• **WHAT TO PRODUCE**:
Print every line of the data word for word.

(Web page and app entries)
====================

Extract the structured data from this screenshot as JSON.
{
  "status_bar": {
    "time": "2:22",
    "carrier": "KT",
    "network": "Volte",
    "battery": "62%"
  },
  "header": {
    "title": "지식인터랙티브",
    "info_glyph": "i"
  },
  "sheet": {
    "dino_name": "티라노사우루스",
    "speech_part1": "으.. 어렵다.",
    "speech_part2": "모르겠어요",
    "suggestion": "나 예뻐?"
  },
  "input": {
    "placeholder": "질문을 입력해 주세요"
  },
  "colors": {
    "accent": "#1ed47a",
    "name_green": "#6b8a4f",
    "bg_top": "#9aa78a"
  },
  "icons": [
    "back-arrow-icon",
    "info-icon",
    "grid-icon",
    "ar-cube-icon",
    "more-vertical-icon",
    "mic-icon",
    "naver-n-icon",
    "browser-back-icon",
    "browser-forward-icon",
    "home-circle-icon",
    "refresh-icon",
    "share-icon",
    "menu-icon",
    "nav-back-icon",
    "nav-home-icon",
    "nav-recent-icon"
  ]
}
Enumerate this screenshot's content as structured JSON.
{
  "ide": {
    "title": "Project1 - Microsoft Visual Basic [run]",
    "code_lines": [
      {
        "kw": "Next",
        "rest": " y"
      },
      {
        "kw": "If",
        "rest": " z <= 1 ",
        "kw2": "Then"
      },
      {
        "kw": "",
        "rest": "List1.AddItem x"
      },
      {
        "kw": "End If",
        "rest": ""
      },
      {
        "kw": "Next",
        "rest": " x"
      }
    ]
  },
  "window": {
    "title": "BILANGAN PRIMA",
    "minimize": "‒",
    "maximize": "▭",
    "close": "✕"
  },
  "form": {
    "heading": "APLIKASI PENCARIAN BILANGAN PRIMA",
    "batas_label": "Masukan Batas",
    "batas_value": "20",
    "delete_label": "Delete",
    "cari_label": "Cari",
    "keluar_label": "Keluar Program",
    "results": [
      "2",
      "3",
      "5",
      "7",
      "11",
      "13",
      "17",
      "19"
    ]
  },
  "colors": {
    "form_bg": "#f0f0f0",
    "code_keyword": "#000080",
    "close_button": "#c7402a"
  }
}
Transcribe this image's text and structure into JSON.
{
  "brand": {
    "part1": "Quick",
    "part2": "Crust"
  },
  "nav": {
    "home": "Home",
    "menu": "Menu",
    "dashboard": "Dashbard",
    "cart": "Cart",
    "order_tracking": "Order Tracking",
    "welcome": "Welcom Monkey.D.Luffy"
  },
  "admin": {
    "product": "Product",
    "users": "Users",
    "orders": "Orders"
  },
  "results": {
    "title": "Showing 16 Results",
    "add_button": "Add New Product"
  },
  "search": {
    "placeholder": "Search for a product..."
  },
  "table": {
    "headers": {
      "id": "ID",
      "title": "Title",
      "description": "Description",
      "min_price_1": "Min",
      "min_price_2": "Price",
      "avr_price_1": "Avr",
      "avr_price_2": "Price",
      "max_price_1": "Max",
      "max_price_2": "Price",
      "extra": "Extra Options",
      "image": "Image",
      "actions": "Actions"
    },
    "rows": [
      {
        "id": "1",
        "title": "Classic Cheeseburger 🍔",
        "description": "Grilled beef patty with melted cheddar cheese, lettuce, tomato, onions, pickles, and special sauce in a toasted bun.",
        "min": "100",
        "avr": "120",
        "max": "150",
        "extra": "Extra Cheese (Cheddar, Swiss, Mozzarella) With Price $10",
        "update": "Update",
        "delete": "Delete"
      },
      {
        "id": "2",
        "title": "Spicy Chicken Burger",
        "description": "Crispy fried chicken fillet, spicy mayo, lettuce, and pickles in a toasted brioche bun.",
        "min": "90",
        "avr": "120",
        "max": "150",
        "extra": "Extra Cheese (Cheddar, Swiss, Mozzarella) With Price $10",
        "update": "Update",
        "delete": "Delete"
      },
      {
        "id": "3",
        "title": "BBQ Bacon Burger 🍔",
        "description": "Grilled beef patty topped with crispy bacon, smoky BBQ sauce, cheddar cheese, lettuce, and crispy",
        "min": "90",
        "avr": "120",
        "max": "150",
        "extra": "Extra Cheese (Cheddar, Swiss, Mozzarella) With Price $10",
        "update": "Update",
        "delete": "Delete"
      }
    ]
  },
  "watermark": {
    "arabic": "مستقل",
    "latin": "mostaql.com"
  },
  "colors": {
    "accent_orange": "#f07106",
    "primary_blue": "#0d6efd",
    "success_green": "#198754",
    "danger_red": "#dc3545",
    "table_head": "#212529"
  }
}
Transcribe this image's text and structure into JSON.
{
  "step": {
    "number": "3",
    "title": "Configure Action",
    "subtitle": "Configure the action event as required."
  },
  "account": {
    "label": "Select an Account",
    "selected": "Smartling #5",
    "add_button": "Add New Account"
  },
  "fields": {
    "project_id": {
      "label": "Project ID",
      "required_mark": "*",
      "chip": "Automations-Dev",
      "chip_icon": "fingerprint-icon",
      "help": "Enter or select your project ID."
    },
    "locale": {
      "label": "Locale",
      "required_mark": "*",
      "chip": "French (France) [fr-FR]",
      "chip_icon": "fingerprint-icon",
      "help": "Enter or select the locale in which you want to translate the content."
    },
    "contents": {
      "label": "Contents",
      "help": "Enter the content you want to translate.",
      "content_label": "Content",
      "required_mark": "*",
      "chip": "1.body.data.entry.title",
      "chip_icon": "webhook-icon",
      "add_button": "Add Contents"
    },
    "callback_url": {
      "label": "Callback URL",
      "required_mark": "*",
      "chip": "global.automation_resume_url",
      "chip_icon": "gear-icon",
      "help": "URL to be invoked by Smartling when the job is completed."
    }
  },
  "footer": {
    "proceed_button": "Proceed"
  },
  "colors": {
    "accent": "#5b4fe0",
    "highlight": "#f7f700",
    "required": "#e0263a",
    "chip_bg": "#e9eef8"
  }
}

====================

• **RESULT OF THIS TASK**:
Extract the structured data from this screenshot as JSON.
{
  "status_bar": {
    "time": "2:22",
    "carrier": "KT",
    "network": "Volte",
    "battery": "62%"
  },
  "header": {
    "title": "지식인터랙티브",
    "info_glyph": "i"
  },
  "sheet": {
    "dino_name": "티라노사우루스",
    "speech_part1": "으.. 어렵다.",
    "speech_part2": "모르겠어요",
    "suggestion": "나 예뻐?"
  },
  "input": {
    "placeholder": "질문을 입력해 주세요"
  },
  "colors": {
    "accent": "#1ed47a",
    "name_green": "#6b8a4f",
    "bg_top": "#9aa78a"
  },
  "icons": [
    "back-arrow-icon",
    "info-icon",
    "grid-icon",
    "ar-cube-icon",
    "more-vertical-icon",
    "mic-icon",
    "naver-n-icon",
    "browser-back-icon",
    "browser-forward-icon",
    "home-circle-icon",
    "refresh-icon",
    "share-icon",
    "menu-icon",
    "nav-back-icon",
    "nav-home-icon",
    "nav-recent-icon"
  ]
}
Enumerate this screenshot's content as structured JSON.
{
  "ide": {
    "title": "Project1 - Microsoft Visual Basic [run]",
    "code_lines": [
      {
        "kw": "Next",
        "rest": " y"
      },
      {
        "kw": "If",
        "rest": " z <= 1 ",
        "kw2": "Then"
      },
      {
        "kw": "",
        "rest": "List1.AddItem x"
      },
      {
        "kw": "End If",
        "rest": ""
      },
      {
        "kw": "Next",
        "rest": " x"
      }
    ]
  },
  "window": {
    "title": "BILANGAN PRIMA",
    "minimize": "‒",
    "maximize": "▭",
    "close": "✕"
  },
  "form": {
    "heading": "APLIKASI PENCARIAN BILANGAN PRIMA",
    "batas_label": "Masukan Batas",
    "batas_value": "20",
    "delete_label": "Delete",
    "cari_label": "Cari",
    "keluar_label": "Keluar Program",
    "results": [
      "2",
      "3",
      "5",
      "7",
      "11",
      "13",
      "17",
      "19"
    ]
  },
  "colors": {
    "form_bg": "#f0f0f0",
    "code_keyword": "#000080",
    "close_button": "#c7402a"
  }
}
Transcribe this image's text and structure into JSON.
{
  "brand": {
    "part1": "Quick",
    "part2": "Crust"
  },
  "nav": {
    "home": "Home",
    "menu": "Menu",
    "dashboard": "Dashbard",
    "cart": "Cart",
    "order_tracking": "Order Tracking",
    "welcome": "Welcom Monkey.D.Luffy"
  },
  "admin": {
    "product": "Product",
    "users": "Users",
    "orders": "Orders"
  },
  "results": {
    "title": "Showing 16 Results",
    "add_button": "Add New Product"
  },
  "search": {
    "placeholder": "Search for a product..."
  },
  "table": {
    "headers": {
      "id": "ID",
      "title": "Title",
      "description": "Description",
      "min_price_1": "Min",
      "min_price_2": "Price",
      "avr_price_1": "Avr",
      "avr_price_2": "Price",
      "max_price_1": "Max",
      "max_price_2": "Price",
      "extra": "Extra Options",
      "image": "Image",
      "actions": "Actions"
    },
    "rows": [
      {
        "id": "1",
        "title": "Classic Cheeseburger 🍔",
        "description": "Grilled beef patty with melted cheddar cheese, lettuce, tomato, onions, pickles, and special sauce in a toasted bun.",
        "min": "100",
        "avr": "120",
        "max": "150",
        "extra": "Extra Cheese (Cheddar, Swiss, Mozzarella) With Price $10",
        "update": "Update",
        "delete": "Delete"
      },
      {
        "id": "2",
        "title": "Spicy Chicken Burger",
        "description": "Crispy fried chicken fillet, spicy mayo, lettuce, and pickles in a toasted brioche bun.",
        "min": "90",
        "avr": "120",
        "max": "150",
        "extra": "Extra Cheese (Cheddar, Swiss, Mozzarella) With Price $10",
        "update": "Update",
        "delete": "Delete"
      },
      {
        "id": "3",
        "title": "BBQ Bacon Burger 🍔",
        "description": "Grilled beef patty topped with crispy bacon, smoky BBQ sauce, cheddar cheese, lettuce, and crispy",
        "min": "90",
        "avr": "120",
        "max": "150",
        "extra": "Extra Cheese (Cheddar, Swiss, Mozzarella) With Price $10",
        "update": "Update",
        "delete": "Delete"
      }
    ]
  },
  "watermark": {
    "arabic": "مستقل",
    "latin": "mostaql.com"
  },
  "colors": {
    "accent_orange": "#f07106",
    "primary_blue": "#0d6efd",
    "success_green": "#198754",
    "danger_red": "#dc3545",
    "table_head": "#212529"
  }
}
Transcribe this image's text and structure into JSON.
{
  "step": {
    "number": "3",
    "title": "Configure Action",
    "subtitle": "Configure the action event as required."
  },
  "account": {
    "label": "Select an Account",
    "selected": "Smartling #5",
    "add_button": "Add New Account"
  },
  "fields": {
    "project_id": {
      "label": "Project ID",
      "required_mark": "*",
      "chip": "Automations-Dev",
      "chip_icon": "fingerprint-icon",
      "help": "Enter or select your project ID."
    },
    "locale": {
      "label": "Locale",
      "required_mark": "*",
      "chip": "French (France) [fr-FR]",
      "chip_icon": "fingerprint-icon",
      "help": "Enter or select the locale in which you want to translate the content."
    },
    "contents": {
      "label": "Contents",
      "help": "Enter the content you want to translate.",
      "content_label": "Content",
      "required_mark": "*",
      "chip": "1.body.data.entry.title",
      "chip_icon": "webhook-icon",
      "add_button": "Add Contents"
    },
    "callback_url": {
      "label": "Callback URL",
      "required_mark": "*",
      "chip": "global.automation_resume_url",
      "chip_icon": "gear-icon",
      "help": "URL to be invoked by Smartling when the job is completed."
    }
  },
  "footer": {
    "proceed_button": "Proceed"
  },
  "colors": {
    "accent": "#5b4fe0",
    "highlight": "#f7f700",
    "required": "#e0263a",
    "chip_bg": "#e9eef8"
  }
}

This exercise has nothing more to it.